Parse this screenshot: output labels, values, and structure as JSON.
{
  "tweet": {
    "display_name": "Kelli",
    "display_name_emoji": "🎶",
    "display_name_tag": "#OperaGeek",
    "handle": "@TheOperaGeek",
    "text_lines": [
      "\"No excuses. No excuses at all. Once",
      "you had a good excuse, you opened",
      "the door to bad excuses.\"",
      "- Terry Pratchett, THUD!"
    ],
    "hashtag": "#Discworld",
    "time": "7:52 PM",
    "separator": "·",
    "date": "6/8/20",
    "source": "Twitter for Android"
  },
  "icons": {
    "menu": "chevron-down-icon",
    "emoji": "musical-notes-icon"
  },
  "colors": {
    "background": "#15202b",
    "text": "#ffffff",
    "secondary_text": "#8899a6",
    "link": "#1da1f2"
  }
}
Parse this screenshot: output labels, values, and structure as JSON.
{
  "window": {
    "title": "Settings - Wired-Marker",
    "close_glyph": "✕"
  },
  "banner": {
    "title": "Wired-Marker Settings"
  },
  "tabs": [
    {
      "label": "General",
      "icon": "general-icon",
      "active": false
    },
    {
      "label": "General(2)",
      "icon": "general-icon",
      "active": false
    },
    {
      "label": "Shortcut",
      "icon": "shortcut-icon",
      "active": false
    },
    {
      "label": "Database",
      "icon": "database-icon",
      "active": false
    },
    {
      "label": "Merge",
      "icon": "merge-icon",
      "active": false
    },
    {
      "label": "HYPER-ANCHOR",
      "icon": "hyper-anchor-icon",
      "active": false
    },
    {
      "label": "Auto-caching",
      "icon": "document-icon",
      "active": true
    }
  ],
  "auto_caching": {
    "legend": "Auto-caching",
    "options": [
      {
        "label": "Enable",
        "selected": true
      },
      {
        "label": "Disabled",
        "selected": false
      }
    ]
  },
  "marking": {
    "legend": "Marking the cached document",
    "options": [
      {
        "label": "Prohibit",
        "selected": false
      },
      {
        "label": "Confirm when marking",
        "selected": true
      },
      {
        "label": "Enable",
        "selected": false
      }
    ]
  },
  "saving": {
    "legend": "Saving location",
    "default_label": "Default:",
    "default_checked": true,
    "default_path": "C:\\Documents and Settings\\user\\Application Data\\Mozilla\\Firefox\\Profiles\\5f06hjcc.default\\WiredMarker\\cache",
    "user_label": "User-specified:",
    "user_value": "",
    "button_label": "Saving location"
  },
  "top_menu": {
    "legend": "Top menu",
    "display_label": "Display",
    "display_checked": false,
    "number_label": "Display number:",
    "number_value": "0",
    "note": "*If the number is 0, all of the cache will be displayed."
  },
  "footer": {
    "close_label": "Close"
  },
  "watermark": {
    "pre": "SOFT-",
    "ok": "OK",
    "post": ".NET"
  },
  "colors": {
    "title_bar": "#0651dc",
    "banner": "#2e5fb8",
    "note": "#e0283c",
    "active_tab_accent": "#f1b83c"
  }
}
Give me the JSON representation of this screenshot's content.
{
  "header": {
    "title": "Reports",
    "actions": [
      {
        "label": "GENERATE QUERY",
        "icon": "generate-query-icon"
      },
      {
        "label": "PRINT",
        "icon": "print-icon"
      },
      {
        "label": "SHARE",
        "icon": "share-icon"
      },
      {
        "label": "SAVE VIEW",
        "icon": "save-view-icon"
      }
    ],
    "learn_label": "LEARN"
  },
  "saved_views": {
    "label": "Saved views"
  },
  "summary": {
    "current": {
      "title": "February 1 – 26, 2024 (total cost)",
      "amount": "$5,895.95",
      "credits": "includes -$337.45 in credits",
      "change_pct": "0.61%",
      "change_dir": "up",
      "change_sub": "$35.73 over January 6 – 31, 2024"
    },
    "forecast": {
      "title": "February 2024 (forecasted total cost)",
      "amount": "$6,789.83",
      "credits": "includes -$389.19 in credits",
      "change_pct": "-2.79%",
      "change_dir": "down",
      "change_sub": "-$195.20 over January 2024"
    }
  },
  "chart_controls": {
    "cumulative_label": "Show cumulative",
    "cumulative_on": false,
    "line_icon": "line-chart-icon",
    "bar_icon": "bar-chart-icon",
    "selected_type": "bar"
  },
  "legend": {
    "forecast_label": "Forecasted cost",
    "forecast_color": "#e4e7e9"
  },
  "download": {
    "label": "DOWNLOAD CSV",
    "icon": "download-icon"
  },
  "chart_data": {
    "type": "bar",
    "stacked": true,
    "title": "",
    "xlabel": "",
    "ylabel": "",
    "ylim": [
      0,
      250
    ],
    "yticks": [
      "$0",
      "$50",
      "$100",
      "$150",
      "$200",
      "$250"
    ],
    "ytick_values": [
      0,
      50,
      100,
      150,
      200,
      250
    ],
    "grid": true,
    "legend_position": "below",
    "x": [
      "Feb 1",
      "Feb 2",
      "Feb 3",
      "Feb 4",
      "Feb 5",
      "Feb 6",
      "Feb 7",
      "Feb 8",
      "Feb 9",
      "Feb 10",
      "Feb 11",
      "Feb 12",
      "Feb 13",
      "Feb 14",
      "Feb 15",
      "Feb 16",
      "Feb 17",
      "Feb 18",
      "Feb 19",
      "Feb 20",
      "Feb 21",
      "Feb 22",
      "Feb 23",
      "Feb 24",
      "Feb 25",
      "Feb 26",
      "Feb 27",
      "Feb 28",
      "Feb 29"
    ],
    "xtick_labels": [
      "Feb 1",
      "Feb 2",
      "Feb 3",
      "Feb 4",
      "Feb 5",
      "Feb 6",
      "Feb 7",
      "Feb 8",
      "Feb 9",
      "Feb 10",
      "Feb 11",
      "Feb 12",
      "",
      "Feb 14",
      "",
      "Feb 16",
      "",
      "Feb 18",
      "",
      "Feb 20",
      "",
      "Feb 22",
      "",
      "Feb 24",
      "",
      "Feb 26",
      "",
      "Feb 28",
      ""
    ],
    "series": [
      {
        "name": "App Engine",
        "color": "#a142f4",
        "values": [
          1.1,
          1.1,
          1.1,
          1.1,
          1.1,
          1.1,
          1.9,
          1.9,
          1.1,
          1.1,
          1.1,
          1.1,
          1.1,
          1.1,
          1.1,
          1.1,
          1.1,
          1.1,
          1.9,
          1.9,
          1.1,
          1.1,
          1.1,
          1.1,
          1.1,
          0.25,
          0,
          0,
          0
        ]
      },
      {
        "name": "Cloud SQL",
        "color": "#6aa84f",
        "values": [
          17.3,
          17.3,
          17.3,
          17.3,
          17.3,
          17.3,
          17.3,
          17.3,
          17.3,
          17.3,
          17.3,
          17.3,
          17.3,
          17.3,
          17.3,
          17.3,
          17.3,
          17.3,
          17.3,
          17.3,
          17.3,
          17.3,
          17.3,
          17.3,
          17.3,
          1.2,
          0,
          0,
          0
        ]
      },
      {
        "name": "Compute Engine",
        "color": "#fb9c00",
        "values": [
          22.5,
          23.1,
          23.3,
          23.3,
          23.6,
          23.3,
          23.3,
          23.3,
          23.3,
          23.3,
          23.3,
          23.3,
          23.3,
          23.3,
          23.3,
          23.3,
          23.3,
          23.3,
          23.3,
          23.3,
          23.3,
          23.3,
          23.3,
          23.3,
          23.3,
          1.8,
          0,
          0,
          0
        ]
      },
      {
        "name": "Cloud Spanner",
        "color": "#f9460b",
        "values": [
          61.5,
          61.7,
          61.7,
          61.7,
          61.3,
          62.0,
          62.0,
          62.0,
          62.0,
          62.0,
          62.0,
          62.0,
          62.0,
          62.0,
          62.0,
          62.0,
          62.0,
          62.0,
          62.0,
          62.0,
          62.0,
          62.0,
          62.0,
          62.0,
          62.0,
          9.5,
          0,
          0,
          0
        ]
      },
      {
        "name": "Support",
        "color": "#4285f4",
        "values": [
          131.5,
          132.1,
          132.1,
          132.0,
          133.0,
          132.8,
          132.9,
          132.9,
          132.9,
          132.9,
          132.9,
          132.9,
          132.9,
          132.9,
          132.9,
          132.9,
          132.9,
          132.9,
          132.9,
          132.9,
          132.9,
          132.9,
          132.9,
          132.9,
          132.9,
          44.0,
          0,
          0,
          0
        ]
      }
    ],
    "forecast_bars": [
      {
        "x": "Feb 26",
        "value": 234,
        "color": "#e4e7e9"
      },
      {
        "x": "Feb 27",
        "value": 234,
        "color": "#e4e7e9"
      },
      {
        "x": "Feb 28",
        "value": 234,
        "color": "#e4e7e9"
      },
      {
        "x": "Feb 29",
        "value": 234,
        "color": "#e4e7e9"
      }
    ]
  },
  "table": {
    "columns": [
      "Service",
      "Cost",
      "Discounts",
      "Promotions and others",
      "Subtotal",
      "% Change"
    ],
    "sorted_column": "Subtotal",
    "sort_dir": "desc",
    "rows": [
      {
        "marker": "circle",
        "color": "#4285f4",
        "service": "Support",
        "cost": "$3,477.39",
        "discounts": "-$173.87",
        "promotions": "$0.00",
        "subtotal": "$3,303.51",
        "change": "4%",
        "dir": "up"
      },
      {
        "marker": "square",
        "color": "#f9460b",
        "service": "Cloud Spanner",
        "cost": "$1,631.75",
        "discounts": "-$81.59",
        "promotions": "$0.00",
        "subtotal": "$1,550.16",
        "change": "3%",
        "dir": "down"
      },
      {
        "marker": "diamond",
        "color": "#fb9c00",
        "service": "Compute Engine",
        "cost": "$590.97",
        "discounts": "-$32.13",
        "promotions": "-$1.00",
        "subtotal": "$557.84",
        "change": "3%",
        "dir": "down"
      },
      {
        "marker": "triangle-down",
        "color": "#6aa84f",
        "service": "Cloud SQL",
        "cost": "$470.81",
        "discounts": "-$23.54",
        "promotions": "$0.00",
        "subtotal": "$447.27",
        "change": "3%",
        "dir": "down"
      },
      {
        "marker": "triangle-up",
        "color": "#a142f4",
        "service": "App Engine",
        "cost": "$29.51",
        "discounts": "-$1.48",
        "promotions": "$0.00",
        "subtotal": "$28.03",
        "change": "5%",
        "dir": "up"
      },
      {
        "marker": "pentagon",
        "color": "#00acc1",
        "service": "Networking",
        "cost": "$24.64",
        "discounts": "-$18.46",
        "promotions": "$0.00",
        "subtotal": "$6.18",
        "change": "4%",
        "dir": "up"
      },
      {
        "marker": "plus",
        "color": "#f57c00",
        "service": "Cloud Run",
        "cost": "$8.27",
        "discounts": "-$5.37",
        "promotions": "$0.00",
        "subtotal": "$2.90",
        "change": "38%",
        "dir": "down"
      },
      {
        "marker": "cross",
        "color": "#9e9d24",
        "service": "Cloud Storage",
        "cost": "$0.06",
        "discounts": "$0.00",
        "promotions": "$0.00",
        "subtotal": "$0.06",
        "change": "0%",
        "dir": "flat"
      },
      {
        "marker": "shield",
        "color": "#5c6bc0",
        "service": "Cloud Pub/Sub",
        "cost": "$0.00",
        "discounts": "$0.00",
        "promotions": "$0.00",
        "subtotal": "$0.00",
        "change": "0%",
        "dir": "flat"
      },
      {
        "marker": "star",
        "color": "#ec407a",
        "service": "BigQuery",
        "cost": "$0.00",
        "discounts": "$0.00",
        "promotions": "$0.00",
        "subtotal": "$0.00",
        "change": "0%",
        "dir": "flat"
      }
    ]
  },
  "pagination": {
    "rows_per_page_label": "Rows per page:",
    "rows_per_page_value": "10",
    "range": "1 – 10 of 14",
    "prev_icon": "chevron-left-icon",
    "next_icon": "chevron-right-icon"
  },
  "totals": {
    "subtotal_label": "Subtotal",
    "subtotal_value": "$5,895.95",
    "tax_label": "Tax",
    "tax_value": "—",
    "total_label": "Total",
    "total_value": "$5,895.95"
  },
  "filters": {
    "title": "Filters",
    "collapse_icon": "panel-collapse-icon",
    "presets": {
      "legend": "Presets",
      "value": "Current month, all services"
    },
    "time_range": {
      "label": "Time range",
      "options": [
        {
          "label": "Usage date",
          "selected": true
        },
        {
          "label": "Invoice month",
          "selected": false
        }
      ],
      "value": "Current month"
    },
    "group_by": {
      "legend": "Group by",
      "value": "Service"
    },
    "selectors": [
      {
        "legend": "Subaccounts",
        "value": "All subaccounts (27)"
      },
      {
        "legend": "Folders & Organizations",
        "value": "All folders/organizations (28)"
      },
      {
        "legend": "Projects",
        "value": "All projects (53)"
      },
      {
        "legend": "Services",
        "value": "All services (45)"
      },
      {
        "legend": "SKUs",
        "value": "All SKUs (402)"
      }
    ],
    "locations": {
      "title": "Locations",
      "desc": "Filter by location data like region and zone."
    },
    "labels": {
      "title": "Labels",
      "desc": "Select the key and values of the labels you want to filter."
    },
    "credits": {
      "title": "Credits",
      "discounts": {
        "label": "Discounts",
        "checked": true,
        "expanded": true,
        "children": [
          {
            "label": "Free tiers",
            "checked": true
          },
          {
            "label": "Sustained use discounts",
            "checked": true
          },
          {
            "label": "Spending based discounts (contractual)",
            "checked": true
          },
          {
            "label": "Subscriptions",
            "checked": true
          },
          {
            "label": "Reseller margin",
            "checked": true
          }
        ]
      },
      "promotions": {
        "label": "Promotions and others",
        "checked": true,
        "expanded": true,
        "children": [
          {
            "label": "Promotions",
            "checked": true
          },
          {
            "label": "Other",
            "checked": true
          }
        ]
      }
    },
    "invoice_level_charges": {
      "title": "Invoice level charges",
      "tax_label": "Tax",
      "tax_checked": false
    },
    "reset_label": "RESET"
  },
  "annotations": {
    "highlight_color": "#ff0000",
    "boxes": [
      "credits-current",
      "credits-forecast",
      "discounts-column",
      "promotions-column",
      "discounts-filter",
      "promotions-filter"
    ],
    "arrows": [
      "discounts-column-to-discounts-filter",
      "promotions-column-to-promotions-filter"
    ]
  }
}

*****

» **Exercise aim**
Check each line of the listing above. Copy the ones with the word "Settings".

» **Result**
    "title": "Settings - Wired-Marker",
    "title": "Wired-Marker Settings"
    "default_path": "C:\\Documents and Settings\\user\\Application Data\\Mozilla\\Firefox\\Profiles\\5f06hjcc.default\\WiredMarker\\cache",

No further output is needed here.